Dressed up as a science-fiction film, Robot & Frank is instead a small character study that mostly works.
Frank (Frank Langella) lives in the backwoods of upstate New York in the “near future.” He’s the typical aging curmudgeon who refuses new technology, and who’s memory is failing. He’s also an ex-burglar. His son Hunter (James Marsden) makes the 10 hour round trip every week to check in on his father. While he refuses to acknowledge he may need some assistance, or that his memory is beginning to fade (on Hunter’s first visit he asks how Princeton is, which Hunter graduated from years ago), Hunter is at a loss of what to do. So he decides to get his father a robot assistant. Of course, Frank won’t have any of it. Attempting to change his daily routine, his diet and his entire way of life, really, the robot is there to keep him healthy and to improve his memory. However, when the rundown local library Frank frequents, and whose librarian Jennifer (Susan Sarandon) he fancies, is co-opted by a group of young millionaires who think “books are cool again,” as Jennifer notes, something is reignited in Frank.
Shown an original copy of Don Quixote by Jennifer, one of the more prized possessions of the library, Frank, in a twisted sense of right and wrong, decides to steal it in order to give it to Jennifer. Unfortunately, he has to deal with the robot that won’t stop badgering him about eating better and starting a garden as a hobby. Instead, Frank teaches the robot how to pick locks, saying if the robot wants him to have a hobby to exercise his mind, this is as good as any — and the robot agrees. Slowly Frank is able to convince the robot that his reignited excitement for burglary is similarly as good as anything the robot has suggested. He’s happy, he’s working and he’s keep busy. Again, the robot agrees. And so begins a tale of budding friendship between Frank and his former robot enemy.
It’s a curious, and quite interesting, plot. Man vs. machine is one of the oldest stories in sci-fi but the film does have its own twist on the age old tale. Cliches are joked about, as in the case of a party scene at the library Frank tells the robot to have a discussion with Jennifer’s own helper, to which they’re both confused. Frank then tells them to talk about the robot take over, to similar confusion. It’s subtle but a also refreshing to see a film that acknowledges the fear of technology, mostly through Frank’s daughter Madison (Liv Tyler) a neo-hippy traveling the world and who thinks the idea of her father having a robot is morally reprehensible, but mostly embraces the idea.
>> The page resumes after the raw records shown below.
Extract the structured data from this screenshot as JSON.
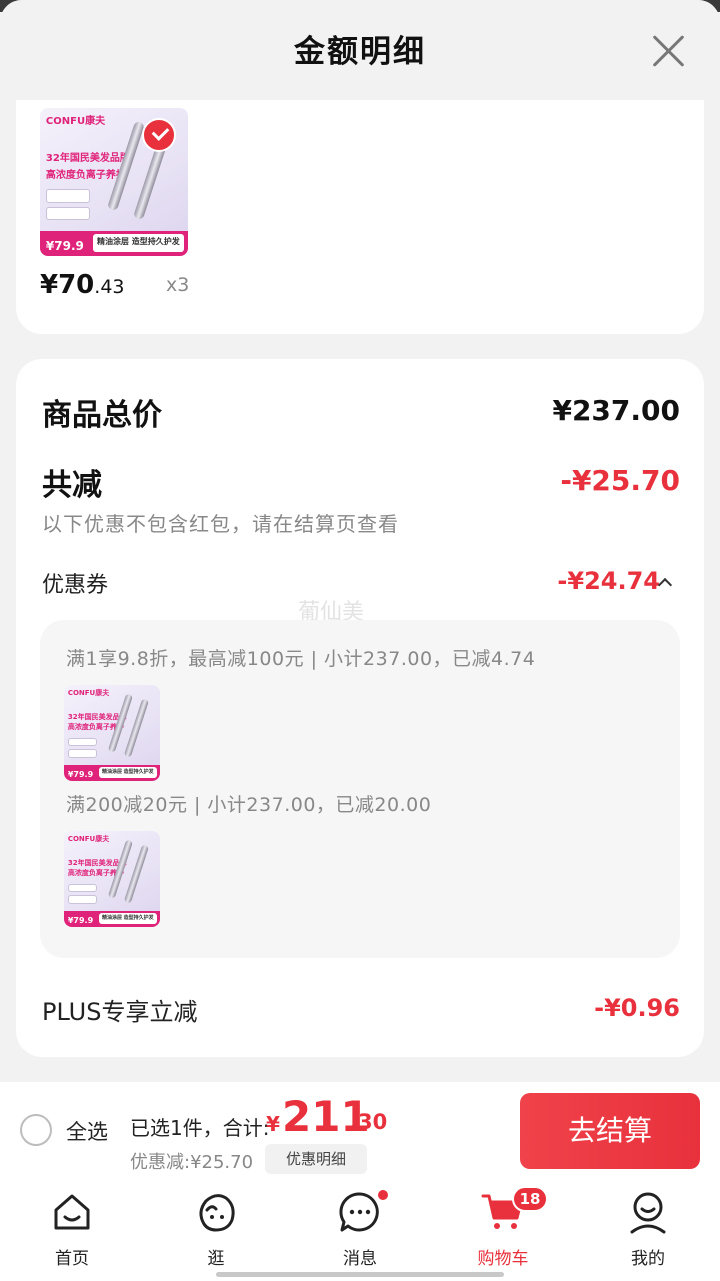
{
  "sheet": {
    "title": "金额明细"
  },
  "product": {
    "brand": "CONFU",
    "brand_cn": "康夫",
    "headline1": "32年国民美发品牌",
    "headline2": "高浓度负离子养护",
    "promo_price": "¥79.9",
    "slogan": "精油涂层 造型持久护发",
    "price_int": "¥70",
    "price_dec": ".43",
    "quantity": "x3"
  },
  "summary": {
    "total_label": "商品总价",
    "total_value": "¥237.00",
    "reduce_label": "共减",
    "reduce_value": "-¥25.70",
    "note": "以下优惠不包含红包，请在结算页查看",
    "coupon_label": "优惠券",
    "coupon_value": "-¥24.74",
    "watermark": "葡仙美",
    "rules": [
      "满1享9.8折，最高减100元 | 小计237.00，已减4.74",
      "满200减20元 | 小计237.00，已减20.00"
    ],
    "plus_label": "PLUS专享立减",
    "plus_value": "-¥0.96"
  },
  "checkout": {
    "select_all": "全选",
    "selected_text": "已选1件，合计:",
    "total_symbol": "¥",
    "total_int": "211",
    "total_dec": ".30",
    "discount_text": "优惠减:¥25.70",
    "detail_button": "优惠明细",
    "checkout_button": "去结算"
  },
  "tabs": [
    {
      "label": "首页",
      "icon": "home-icon"
    },
    {
      "label": "逛",
      "icon": "discover-icon"
    },
    {
      "label": "消息",
      "icon": "message-icon"
    },
    {
      "label": "购物车",
      "icon": "cart-icon",
      "badge": "18"
    },
    {
      "label": "我的",
      "icon": "profile-icon"
    }
  ],
  "colors": {
    "accent": "#e8313c",
    "brand_pink": "#e0237a"
  }
}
The library burglary invigorates Frank, even if he soon can’t remember why he thought giving the book to Jennifer would be a good idea, until the new buyer of the library Jake (Jeremy Strong) suspects Frank asking “do you wear reading glasses?” Already bitter by the “ironic” takeover of the library by the younger generation he sets his sights on Jake’s wife’s jewelry for his next target. It’s through the “casing” and teaching the robot about what he does, something he oddly laments he could never do with Hunter, that he begins to bond with the robot. But it also may be his undoing.
Voiced by Peter Saarsgard, the robot is probably the most deceivingly complex character of the film. He continuously tells Frank that he is only a robot and does not “exist” in the sense a human does, but Frank, like much of the viewers, begins to see him as more than just an appliance and is unable to not humanize the droid. If there’s anything truly clever about the relationship of man and machine in the film, it’s this. Whereas infamous robots like C3PO and R2D2 are treated the same as any other character (although perhaps they are more sophisticated), Robot & Frank sets out to have the opposite message. No matter how much Frank this this robot is his friend, at the end of the day he’s only a robot and it’s only goal is to make Frank healthier. If that’s through burglary, or having Frank teach it how to burgle, so be it. It’s logical in the strictest sense of the word.
The cast is uniformly fantastic, especially Langella, but Marsden, Tyler, Sarandon and Strong are similarly, ahem, strong even if the film’s greatest enemy is it’s pacing. Despite positing these theories and questions about man vs. machine, it never really dives deep into any of it, keeping most of it on the surface. Ultimately, the film is really about one man’s struggle with age and his own memory. The robot is a manifestation of his issues with memory but Frank refuses to view it that way, instead molding it into his own criminal assistant. The languid pace seems to run against all of these great ideas and instead makes the film feel flat. It feels as if it’s on the same wave length from beginning to end, never rising and never falling, meaning it feels as if it never really takes off. It’s honestly a minor quibble and for first time director Jake Schreier, and first time feature writer Christopher D. Ford, it shows a hell of a lot of promise.